So the challenge to Christ Church is that in order to build our church, we need to be one; One with Christ, one with each other, one with the wider Church and one with the church across history, so that those outside will see the uniqueness of the love of Jesus which holds a group of totally diverse individuals together regardless of age, race, culture, economic status or gender. In this way those outside the church will be curious about what we are doing and be drawn to us so we can begin to build relationships with them. In this way our love for each other turns us round from being inward looking to being sent outward as we find ways of engaging with the needs of the world around us.
 
Yesterday I was at a conference led by Krish Kandiah, founder of Homes for good an, organisation which is encouraging families to provide homes for children in care and for churches to offer welcoming communities for them. They are particularly well known for the work they have done encouraging our government to accept unaccompanied refugee children into our country. Krish spoke about a conversation with a social worker who said, “If this is what the Church is about then I want to know more.” People see the way in which we behave and react accordingly.
 
So what links do we have already and where can we start to build. We only need to look as far as the notice sheet. There is the pastoral care course, where we can learn how to lovingly engage with the needs of people in our own church. There is the prayer meeting at St Polycarp’s next week where we can be one with our neighbouring churches. It was a privilege to join in with the previous meeting at Wadsley Bridge to support them in their work and be inspired for ourselves. And further ahead is harvest where we can show our love for the wider church and the world by supporting Christian Aid financially or bringing food for those in need nearer to us. These are the relationships we have started and we have a responsibility to build on them to give people the opportunity to see and know the love of God.
 
But, in the end we love each other not for our own sakes, not just for the church’s sake, not even so the world will believe, but because this is how we share the life of God and how we come to be with God and in God and how we share his glory.

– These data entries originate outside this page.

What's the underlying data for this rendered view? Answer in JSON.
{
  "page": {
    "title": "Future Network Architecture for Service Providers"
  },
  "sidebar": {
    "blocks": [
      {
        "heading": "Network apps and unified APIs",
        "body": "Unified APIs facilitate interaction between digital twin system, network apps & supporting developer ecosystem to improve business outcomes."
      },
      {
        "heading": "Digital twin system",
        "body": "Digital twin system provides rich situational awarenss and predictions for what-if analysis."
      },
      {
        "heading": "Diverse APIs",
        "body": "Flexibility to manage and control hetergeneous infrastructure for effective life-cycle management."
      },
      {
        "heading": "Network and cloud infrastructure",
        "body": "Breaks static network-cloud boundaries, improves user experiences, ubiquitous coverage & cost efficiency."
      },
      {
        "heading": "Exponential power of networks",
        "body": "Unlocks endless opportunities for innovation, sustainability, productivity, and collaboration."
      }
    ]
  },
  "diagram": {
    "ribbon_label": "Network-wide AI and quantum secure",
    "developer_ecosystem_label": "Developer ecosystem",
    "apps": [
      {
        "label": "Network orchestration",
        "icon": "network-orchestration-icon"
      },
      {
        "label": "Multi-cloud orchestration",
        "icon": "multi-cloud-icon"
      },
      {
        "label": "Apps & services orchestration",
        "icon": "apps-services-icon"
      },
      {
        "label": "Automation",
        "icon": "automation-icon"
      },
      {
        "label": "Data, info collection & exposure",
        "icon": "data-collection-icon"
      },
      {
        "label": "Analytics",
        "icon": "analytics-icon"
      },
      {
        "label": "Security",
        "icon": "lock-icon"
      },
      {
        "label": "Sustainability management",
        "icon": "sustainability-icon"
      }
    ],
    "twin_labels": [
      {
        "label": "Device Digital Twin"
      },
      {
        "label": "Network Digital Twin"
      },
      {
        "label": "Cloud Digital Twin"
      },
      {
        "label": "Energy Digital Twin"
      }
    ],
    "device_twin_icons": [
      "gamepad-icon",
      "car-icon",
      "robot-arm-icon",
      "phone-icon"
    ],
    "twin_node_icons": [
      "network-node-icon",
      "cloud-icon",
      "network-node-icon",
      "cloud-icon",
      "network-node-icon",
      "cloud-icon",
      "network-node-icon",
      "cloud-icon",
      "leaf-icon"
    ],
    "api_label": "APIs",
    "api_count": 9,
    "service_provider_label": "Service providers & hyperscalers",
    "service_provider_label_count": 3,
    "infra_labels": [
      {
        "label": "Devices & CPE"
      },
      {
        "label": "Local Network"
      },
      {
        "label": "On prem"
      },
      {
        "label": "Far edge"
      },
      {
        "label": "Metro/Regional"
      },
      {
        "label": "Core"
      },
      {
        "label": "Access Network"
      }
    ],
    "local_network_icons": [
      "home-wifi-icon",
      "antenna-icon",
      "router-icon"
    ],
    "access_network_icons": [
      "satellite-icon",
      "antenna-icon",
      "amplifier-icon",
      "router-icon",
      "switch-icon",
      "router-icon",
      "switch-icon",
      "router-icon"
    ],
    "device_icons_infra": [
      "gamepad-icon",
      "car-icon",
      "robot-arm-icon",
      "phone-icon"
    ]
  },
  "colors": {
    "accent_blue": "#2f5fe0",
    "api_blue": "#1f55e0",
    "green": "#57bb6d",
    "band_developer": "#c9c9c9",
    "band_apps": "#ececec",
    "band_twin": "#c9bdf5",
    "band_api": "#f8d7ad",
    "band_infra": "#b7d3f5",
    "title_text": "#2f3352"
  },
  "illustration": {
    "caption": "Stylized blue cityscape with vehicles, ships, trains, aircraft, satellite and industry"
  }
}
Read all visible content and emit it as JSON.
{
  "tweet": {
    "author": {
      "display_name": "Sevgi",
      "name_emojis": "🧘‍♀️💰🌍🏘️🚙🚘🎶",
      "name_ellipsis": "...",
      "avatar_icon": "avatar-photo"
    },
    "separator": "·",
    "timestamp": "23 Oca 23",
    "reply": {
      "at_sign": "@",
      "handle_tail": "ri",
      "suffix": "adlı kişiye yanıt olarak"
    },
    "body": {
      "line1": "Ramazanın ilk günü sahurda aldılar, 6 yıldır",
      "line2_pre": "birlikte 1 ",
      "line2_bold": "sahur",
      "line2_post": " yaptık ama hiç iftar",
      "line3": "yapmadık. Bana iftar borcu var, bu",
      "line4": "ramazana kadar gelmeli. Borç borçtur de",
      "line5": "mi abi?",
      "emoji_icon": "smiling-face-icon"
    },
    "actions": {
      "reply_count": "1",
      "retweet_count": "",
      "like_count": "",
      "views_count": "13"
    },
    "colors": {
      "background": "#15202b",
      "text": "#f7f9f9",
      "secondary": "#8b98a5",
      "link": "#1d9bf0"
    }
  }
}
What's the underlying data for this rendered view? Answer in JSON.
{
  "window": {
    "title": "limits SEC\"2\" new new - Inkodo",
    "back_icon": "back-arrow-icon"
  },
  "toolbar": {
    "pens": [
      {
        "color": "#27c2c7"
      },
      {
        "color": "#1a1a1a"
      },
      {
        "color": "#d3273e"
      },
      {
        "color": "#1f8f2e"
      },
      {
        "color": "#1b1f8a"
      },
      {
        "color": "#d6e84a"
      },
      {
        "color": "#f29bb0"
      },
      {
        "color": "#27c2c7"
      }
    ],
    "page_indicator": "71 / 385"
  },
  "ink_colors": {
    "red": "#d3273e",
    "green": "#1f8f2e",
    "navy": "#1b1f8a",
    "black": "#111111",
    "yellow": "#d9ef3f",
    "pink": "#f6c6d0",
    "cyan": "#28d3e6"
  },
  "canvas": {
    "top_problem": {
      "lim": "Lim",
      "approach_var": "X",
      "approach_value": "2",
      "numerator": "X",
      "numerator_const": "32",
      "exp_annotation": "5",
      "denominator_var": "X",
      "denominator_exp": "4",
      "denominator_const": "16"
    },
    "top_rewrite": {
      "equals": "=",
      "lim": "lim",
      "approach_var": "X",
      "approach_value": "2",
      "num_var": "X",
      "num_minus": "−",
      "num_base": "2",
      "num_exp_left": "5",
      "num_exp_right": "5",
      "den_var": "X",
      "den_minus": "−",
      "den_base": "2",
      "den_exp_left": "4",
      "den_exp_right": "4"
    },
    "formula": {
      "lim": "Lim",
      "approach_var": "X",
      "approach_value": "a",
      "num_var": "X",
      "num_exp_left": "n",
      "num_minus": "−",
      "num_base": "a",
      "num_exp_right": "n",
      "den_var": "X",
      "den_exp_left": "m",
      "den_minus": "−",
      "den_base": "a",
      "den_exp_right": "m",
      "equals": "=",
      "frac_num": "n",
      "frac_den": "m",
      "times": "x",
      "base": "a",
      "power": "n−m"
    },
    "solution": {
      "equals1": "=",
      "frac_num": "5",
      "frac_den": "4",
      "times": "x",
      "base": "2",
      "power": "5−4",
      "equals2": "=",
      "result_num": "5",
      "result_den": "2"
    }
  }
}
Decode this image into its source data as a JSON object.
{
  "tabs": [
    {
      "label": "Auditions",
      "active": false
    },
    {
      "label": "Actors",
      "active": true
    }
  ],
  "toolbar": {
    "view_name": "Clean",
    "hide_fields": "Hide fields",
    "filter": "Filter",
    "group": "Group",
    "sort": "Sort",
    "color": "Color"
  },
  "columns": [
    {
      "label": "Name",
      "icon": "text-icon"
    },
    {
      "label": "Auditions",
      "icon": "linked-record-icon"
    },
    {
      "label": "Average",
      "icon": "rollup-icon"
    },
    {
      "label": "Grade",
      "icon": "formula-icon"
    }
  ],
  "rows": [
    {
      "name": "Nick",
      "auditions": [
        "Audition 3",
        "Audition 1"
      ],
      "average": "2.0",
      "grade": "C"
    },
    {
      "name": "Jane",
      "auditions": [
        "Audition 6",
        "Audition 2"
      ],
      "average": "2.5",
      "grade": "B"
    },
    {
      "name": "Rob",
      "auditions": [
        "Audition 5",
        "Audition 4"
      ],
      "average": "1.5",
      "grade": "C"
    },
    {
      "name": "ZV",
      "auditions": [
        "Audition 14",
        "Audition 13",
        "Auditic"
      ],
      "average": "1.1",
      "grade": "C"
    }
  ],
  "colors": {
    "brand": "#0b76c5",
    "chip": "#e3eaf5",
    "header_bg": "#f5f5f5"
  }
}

Amen

Questions
What experiences do you have of belonging to another denomination?
How should we handle sincere differences of belief between Christians?
In what way should Christians be different from the people around them?
In what ways can Christ Church engage with people outside the church and meet their needs?
 

Alison Cook, 19/09/2016